GM’s Australian arm — GM Holden — has reported a profit of A$89.7 million in 2011 from revenue of A$4.3 billion. The earnings represent a decrease of A$12 million in profit (from A$112 million in 2010) and A$100 million in revenue (from A$4.4 billion in 2010) due to what Holden describes as “a softening of the large car market and shortage of some imported vehicles in the important light commercial and medium SUV segments.”
“Local car makers face tough economic conditions with the high Australian dollar, higher prices and disruption in the local supply base and increasing competition and segmentation in the market,” said Holden Chief Financial Officer George Kapitelli.
As of this writing, 1 Australian Dollar (A$1) is equal to $1.019 USD.
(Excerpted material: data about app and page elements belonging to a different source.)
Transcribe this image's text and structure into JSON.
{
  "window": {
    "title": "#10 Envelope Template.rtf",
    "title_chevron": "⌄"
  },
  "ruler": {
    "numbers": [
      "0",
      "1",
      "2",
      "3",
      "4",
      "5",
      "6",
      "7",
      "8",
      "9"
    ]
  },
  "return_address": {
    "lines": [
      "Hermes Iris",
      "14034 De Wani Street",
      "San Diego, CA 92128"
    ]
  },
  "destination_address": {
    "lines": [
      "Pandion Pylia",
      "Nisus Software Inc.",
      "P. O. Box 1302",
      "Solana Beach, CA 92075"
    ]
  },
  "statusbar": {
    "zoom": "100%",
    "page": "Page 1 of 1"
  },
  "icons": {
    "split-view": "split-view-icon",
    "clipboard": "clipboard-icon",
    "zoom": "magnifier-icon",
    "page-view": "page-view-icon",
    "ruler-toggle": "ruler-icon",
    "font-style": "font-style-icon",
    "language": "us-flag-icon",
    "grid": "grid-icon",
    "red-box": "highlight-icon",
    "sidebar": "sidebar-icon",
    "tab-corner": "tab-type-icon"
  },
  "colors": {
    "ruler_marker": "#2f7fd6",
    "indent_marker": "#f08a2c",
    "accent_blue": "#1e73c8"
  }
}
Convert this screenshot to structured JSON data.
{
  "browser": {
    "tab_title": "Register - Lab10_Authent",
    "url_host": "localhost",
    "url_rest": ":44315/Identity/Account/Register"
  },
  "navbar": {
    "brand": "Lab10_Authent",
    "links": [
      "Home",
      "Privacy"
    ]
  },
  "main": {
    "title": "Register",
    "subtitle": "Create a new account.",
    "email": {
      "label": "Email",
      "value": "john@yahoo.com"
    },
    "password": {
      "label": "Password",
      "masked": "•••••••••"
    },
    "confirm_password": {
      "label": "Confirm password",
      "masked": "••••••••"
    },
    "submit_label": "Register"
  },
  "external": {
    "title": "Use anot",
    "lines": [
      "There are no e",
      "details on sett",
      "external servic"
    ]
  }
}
In addition, the GM subsidiary spent A$231 million on Research and Development operations, an increase of A$52 million from 2010. Over the last five years, Holden’s total R&D investment has totalled more than A$1.3 billion.
Kapitelli also stated that about 60 percent of Australian sales are made in Australia:
“After the financial crisis we reshaped our business to improve structural cost, reduce our reliance on exports and bring the Cruze into local production so we could continue to make cars in Australia. Now around 60 per cent of our Australian sales are Australian-made cars, this is a great result.
Holden vehicle production was up 36.8 percent in 2011, with the Elizabeth plant in South Australia producing 90,424 vehicles, up from 66,061 in 2010. Engine production was up 2.9 percent, with 101,019 engines manufactured in Port Melbourne (Victoria), up from 98,146 in 2010. Meanwhile, Holden’s exports were up 54.3 percent in 2011, with the division shipping 12,068 cars to markets such as the Middle East, New Zealand, North America, Brazil, and South Africa. Holden’s V6 engine exports to South Korea, China, Thailand, and Germany totaled 57,792 — up 14 percent year over year.
The automaker sold a total of 126,095 vehicles in Australia in 2011, a decrease of 5.1 percent on 2010 levels. The Commodore and Cruze were the in the top five of the best-selling models in the country and Holden held a market share of 12.5 percent, making it the second-highest-selling brand in the country.
The GM Authority Take
A small profit is better than no profit at all. And given the upcoming Chevrolet SS/Performance model and possible wagon and Ute variants, we expect Holden’s local manufacturing and production to grow even more in the coming years… until said production is moved to North America.